Learn how to sear a roast to achieve a perfectly brown caramelized crust on your next chuck roast, prime rib, or any other large piece of meat. Home cooks everywhere need to know this skill to build maximum flavor in your cooking.
What does it mean to sear meat?
Maybe you have heard that you need to sear meat first before proceeding with the recipe. What the heck does that even mean? Have no fear. Not only are you going to learn what it means, you are going to learn how to master it in your own kitchen.
Searing simply means to cook the outer surface of the meat at a high temperature until a rich brown crust forms. You want your beef roast to be full of flavor and have an attractive appearance. Searing will accomplish both of those goals.

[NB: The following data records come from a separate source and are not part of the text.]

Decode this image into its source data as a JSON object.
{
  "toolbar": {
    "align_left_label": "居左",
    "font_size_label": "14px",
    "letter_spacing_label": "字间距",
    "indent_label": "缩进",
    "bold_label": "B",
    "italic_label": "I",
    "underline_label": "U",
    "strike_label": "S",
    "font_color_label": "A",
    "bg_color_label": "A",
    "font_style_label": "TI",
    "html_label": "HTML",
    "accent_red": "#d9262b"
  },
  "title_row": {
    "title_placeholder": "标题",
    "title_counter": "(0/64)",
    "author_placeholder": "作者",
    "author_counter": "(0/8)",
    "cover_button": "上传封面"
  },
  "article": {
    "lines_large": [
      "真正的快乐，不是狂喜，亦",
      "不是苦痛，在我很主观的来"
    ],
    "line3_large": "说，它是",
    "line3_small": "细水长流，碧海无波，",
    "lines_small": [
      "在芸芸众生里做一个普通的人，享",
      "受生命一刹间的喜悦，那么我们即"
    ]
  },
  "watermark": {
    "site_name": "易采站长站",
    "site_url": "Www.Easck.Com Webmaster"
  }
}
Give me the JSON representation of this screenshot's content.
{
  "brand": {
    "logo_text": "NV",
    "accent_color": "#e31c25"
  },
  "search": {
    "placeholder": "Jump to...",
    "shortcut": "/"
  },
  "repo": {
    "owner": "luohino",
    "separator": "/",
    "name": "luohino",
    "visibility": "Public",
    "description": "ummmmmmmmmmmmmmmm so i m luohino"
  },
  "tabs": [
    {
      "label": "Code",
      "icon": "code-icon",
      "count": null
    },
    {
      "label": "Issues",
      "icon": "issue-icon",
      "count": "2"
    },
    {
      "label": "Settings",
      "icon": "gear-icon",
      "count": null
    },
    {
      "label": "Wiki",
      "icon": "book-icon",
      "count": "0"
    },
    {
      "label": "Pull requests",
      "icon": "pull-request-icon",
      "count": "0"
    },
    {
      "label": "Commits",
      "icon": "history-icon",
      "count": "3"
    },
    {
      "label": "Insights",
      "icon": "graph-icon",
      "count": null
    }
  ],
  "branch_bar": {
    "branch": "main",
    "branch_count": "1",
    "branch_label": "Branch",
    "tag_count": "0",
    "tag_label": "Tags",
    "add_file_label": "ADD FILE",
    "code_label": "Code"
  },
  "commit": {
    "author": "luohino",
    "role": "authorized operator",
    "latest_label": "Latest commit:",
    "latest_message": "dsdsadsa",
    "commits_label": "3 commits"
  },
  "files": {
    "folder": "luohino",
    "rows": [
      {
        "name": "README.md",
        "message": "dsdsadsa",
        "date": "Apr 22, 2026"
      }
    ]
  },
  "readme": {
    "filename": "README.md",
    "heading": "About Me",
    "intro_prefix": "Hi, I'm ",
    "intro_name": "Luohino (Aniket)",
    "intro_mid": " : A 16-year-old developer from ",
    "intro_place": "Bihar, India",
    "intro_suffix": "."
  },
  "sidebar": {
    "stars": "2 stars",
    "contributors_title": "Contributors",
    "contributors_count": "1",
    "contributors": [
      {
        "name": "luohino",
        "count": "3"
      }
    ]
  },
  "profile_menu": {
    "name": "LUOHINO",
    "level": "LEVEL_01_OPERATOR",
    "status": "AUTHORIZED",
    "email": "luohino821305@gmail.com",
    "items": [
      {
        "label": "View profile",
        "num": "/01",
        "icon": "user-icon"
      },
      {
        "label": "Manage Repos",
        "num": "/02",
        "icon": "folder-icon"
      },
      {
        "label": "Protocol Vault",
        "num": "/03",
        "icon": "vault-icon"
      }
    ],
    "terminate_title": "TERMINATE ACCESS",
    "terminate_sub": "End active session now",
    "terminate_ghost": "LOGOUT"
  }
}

Without searing a roast you lose an opportunity to build layers of flavor and you will be left with grey unappetizing meat. We don't that, now do we? We want flavah, baby!
How to Sear a Roast
Follow these steps for a perfectly seared roast. You are looking for a deep-brown sear for your roast beef, and we are going to get you there. Watch the video below or read the step by step instructions.
Take the chill off the meat
Remove the roast from the refrigerator and let it sit out at room temperature for up to thirty minutes. During this time you can prep whatever else needs prepping like chopping vegetables.
Choose the right pan
I prefer a cooking vessel with a little sticking power for best results. Something like a stainless steel skillet or roasting pan, cast iron, or enameled cast iron Dutch oven is preferred. This would not be the best time to use a non-stick skillet because you won't be as likely to get a nice golden sear. Also make sure it is big enough to allow your meat plenty of room. You don't want it to steam.
Pre-heat your pan
Searing and developing that beautiful crust really requires high temperatures. Building flavor starts with a hot pan. You will never get that golden coloring if you are cooking on low. Getting your pan hot is an essential step. I like to pre-heat mine on about a 7 or medium-high heat for 8-10 minutes before cooking.
Blot your roast to remove moisture
Take a paper towel or kitchen towel and blot excess moisture. Liquid is the enemy of browning and causes more steaming to take place.
I prefer to use salt only when searing so my other spices like garlic, black pepper, and herbs don't burn. Salt generously on all sides to season the roast.
Place oil in the pan
Use 1-2 tablespoons of oil and swirl it around the bottom of the pan so it's evenly coated. The best oil to use is debatable. Refined oils generally have a high smoke point but I usually try to avoid them in my cooking. Avocado oil, beef tallow, or light olive oil (a more refined oil) are all acceptable and have a higher smoke point. Extra virgin olive oil has a lower smoke point so keep that in mind and avoid if possible. Using a small amount of oil in the pan simply helps the roast to brown evenly.
Don't move the meat
Resist the urge to keep checking on the meat. It will take about 3 minutes or so to cook on the first side and develop that brown crust that you are desiring. If you keep checking on it, you risk tearing the meat before it releases from the pan when it is ready. You also risk less browning. Just let the meat do it's thing and flip when it's ready. Cook on the second side another 3 minutes.
Sear the sides
Once you have seared both sides, I like to also sear the sides. To sear the sides, use tongs and hold the roast upright on its side for a couple of minutes. Repeat on all sides.
Proceed with recipe
Once your browned crust forms on your beef, you have now finished searing and it's time to move on to finish cooking the roast. You can choose to place it in a slow cooker like my slow cooker pot roast recipe or in the oven. Both will be excellent now that you have your beautifully seared roast.
How to sear a roast
- stainless steel skillet or Dutch oven
- 3-4 lb chuck roast
- 1½ tsp salt
- 2 tbsp oil avocado oil, light olive oil, or beef tallow
- Remove roast from refrigerator and let sit at room temperature for 30 minutes to an hour.
- Blot dry excess moisture with a paper towel or kitchen towel.
- Preheat skillet to medium-high for 5-10 minutes until pan is very hot.
- Salt both sides of roast generously with salt.
- Add oil to skillet and swirl to coat pan.
- Add roast and let sit undisturbed for about 3 minutes or until golden brown.
- Flip to the other side for another 3 minutes or until golden brown.
- Using tongs hold roast up on its sides to sear edges.
- Remove from skillet and finish cooking in oven, slow cooker, or InstantPot according to your recipe.